Investment welcomed by Enfield Town Business Association, reports James Cracknell
Plans to revamp Enfield Town by creating new public spaces have been welcomed by a body representing local businesses.
Enfield Council revealed it wants to create a “plaza” outside Enfield Town Station, improve the entrance to Town Park by opening up a link through Library Green, and install a new public square by closing a side road to traffic.
It comes two years after the council was awarded £6million by Transport for London’s (TfL) ‘Liveable Neighbourhoods’ fund, which supports schemes that make town centres “cleaner, greener, and more pleasant places to live”. Since then a series of workshops and consultation events have been held to gather ideas on how to use the money.
Mark Rudling, town centre manager for Enfield Town Business Association, welcomes the investment and says traders are broadly supportive.

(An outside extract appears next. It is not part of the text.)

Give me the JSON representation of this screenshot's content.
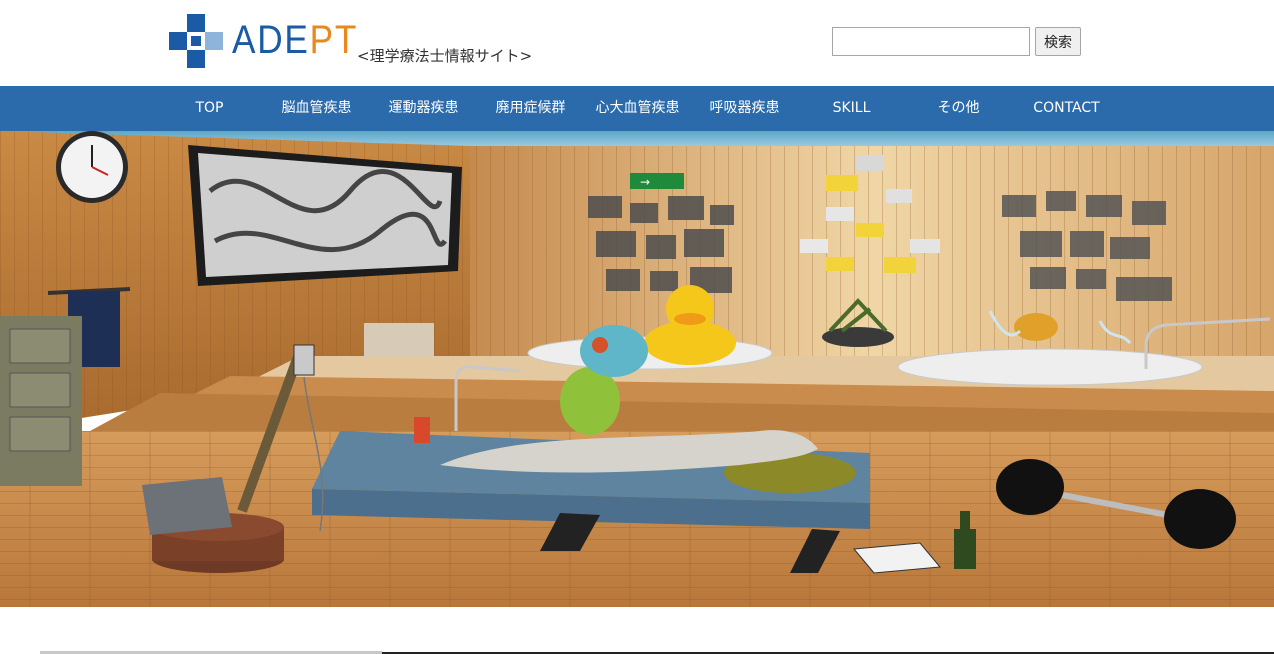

He told the Dispatch: “It will certainly help to make the town centre a more inviting place and that is the way forward for town centres in particular after Covid-19, when people have been buying more online.
“We have got to do our very best to make our town centre a more inviting and pleasant to be. Businesses are welcoming the investment.”

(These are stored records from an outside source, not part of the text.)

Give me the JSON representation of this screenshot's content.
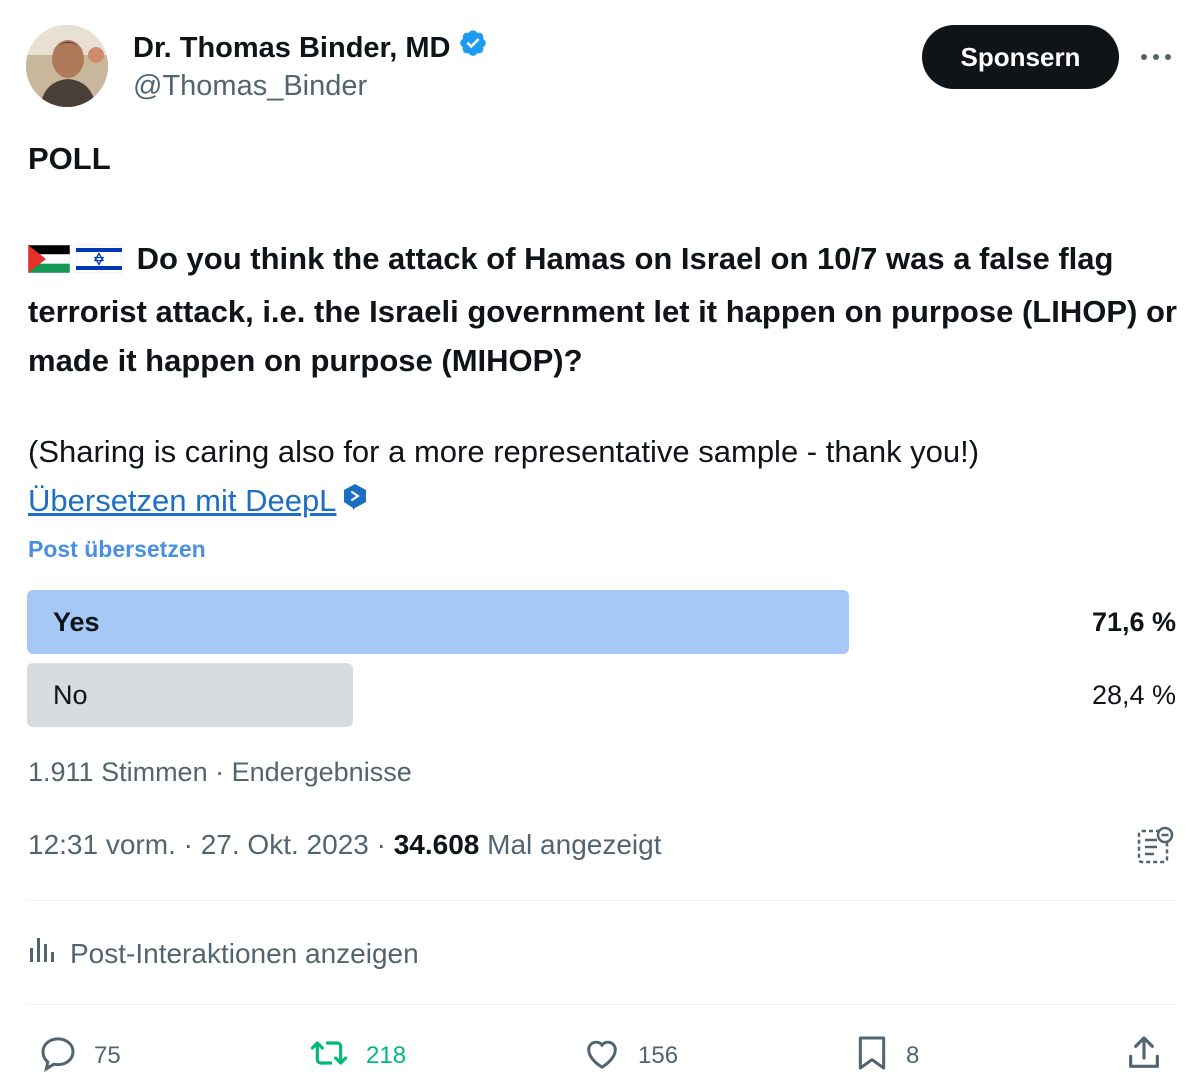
{
  "author": {
    "name": "Dr. Thomas Binder, MD",
    "handle": "@Thomas_Binder",
    "verified_color": "#1d9bf0"
  },
  "header": {
    "sponsor_label": "Sponsern"
  },
  "post": {
    "title": "POLL",
    "question": "Do you think the attack of Hamas on Israel on 10/7 was a false flag terrorist attack, i.e. the Israeli government let it happen on purpose (LIHOP) or made it happen on purpose (MIHOP)?",
    "flags": [
      "palestine-flag",
      "israel-flag"
    ],
    "sharing": "(Sharing is caring also for a more representative sample - thank you!)",
    "deepl_link": "Übersetzen mit DeepL",
    "translate_label": "Post übersetzen"
  },
  "poll": {
    "options": [
      {
        "label": "Yes",
        "percent_text": "71,6 %",
        "fraction": 0.716,
        "winner": true,
        "color": "#a6c8f5"
      },
      {
        "label": "No",
        "percent_text": "28,4 %",
        "fraction": 0.284,
        "winner": false,
        "color": "#d7dcdf"
      }
    ],
    "votes_text": "1.911 Stimmen · Endergebnisse"
  },
  "meta": {
    "time": "12:31 vorm. · 27. Okt. 2023 · ",
    "views": "34.608",
    "views_label": " Mal angezeigt"
  },
  "interactions_label": "Post-Interaktionen anzeigen",
  "actions": {
    "replies": "75",
    "retweets": "218",
    "likes": "156",
    "bookmarks": "8"
  }
}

The plans for the station plaza would see the existing taxi rank moved further along Southbury Road to make space for a new seating area with planting, which the council claims would create a “stronger visual connection” to the town centre.

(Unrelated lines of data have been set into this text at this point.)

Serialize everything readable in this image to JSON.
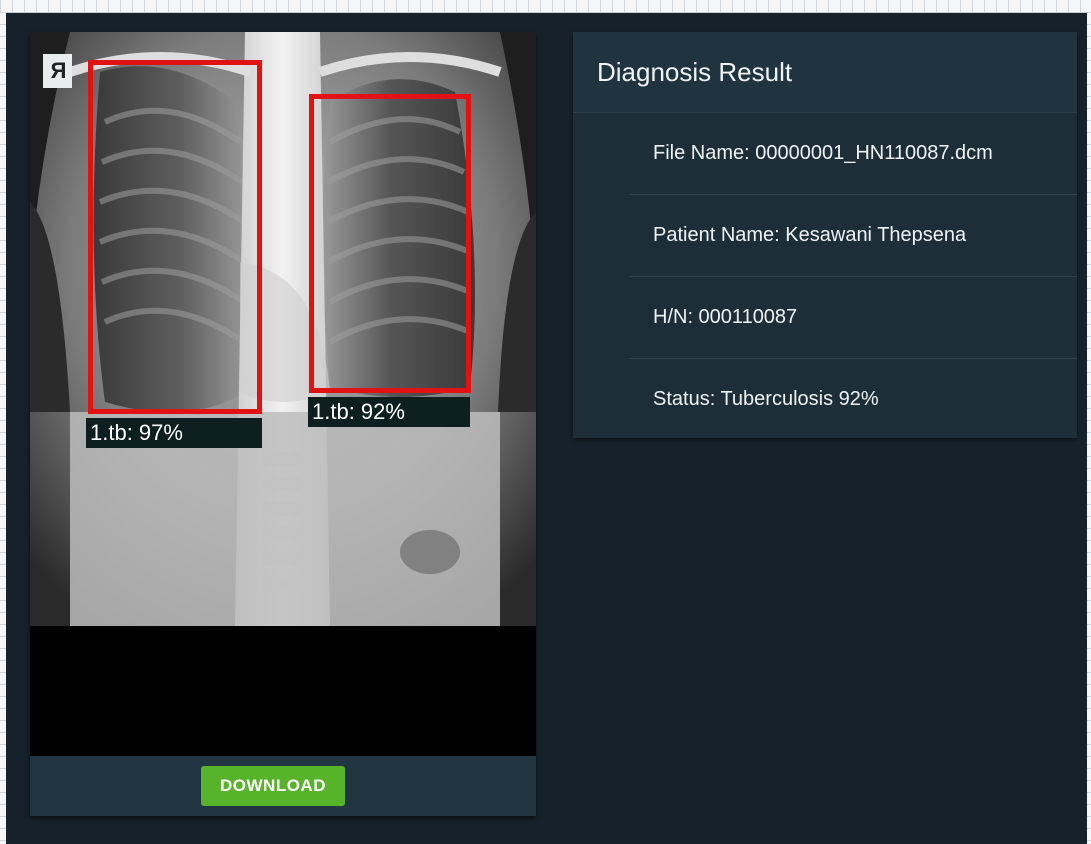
{
  "image_panel": {
    "marker": "Я",
    "detections": [
      {
        "label": "1.tb: 97%",
        "color": "#e31212"
      },
      {
        "label": "1.tb: 92%",
        "color": "#e31212"
      }
    ],
    "download_label": "DOWNLOAD",
    "download_color": "#57b42a"
  },
  "result_panel": {
    "title": "Diagnosis Result",
    "file_name": "File Name: 00000001_HN110087.dcm",
    "patient_name": "Patient Name: Kesawani Thepsena",
    "hn": "H/N: 000110087",
    "status": "Status: Tuberculosis 92%"
  }
}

Enfield Town Station was built on the former site of Clarke’s Academy, once attended by poet John Keats, and the council wants to celebrate this heritage by engraving lines from his poems around the plaza. A section of the original facade of the school, currently in possession of the V&A Museum, could also be incorporated.
A new public square could also be created at the junction of Church Street and Little Park Gardens. Tentatively dubbed ‘Saddlers Mill Square’ in reference to a local stream that flows underground, the proposal has drawn some negative reactions from residents since it would mean closing the junction to vehicles, which currently use it to access Enfield Grammar School.
Library Green will be opened up and made more accessible, while the area around the fountain – dubbed ‘Fountain Island’ – will be made greener through new planting and become “more welcoming”.
An Enfield Town Residents Association spokesperson was sceptical about what benefits the new public spaces would bring and said: “While investment in the town centre is welcome, it is difficult to see the proposals will have much impact in terms of attracting more visitors or encouraging them to stay longer.
“This is public money that is being spent and while there has been much work to generate these ideas there has been no real assessment of the likely impact on footfall and spend. The proposals have to be seen within the context of other ongoing developments – Deutsche Bank was already proposing a new square within the shopping precinct before these plans were developed. What, then is the need for yet another square?
“Our real fear is that this significant amount of public investment will have very little benefit for shops and shoppers, which should surely be the main aim.”
Temporary measures to allow alfresco dining in Enfield Town for three local cafes were recently brought in by the council to boost trade for businesses struggling since the pandemic, although this is not part of the council’s long-term revamp.
The council hosted a series of webinars to introduce its proposals for Enfield Town at the start of July. Final detailed plans, including changes likely to see town centre roads narrowed and cycle lanes installed, will be published by the end of the year. Another consultation will then follow in 2022 before works begin in 2023.
A council spokesperson said: “During the past fortnight, the council has visited businesses and residents in the town centre to explain the proposals and to gather feedback on potential future loading provision. This is just one part of the extensive engagement process for the project. Changes to parking and loading arrangements are likely, but the details are yet to be confirmed.
“While it is only a proposal at this early stage, the council has been exploring plans to create a new public square just off the high street, using ideas developed in community co-design workshops last year. Motor vehicle access to the grammar school and Little Park Gardens car park would remain, but via a slightly different route.
“Creating new public places and enhancing the look and feel of existing spaces will contribute towards a healthy town centre for residents and visitors.
“The launch of the recent alfresco dining on Fountain Island is an example of the more immediate action the council is taking.”
In another move by the council to try to boost trade, a street food and culture festival, ‘A Month of Sundays’, will take place every Sunday in August at different locations across the borough. The first event is on Sunday 1st August in Enfield Town. It is free to attend and will feature hundreds of food businesses as well as local performers and entertainers.
For more information on the plans for Enfield Town:
For more information on A Month of Sundays: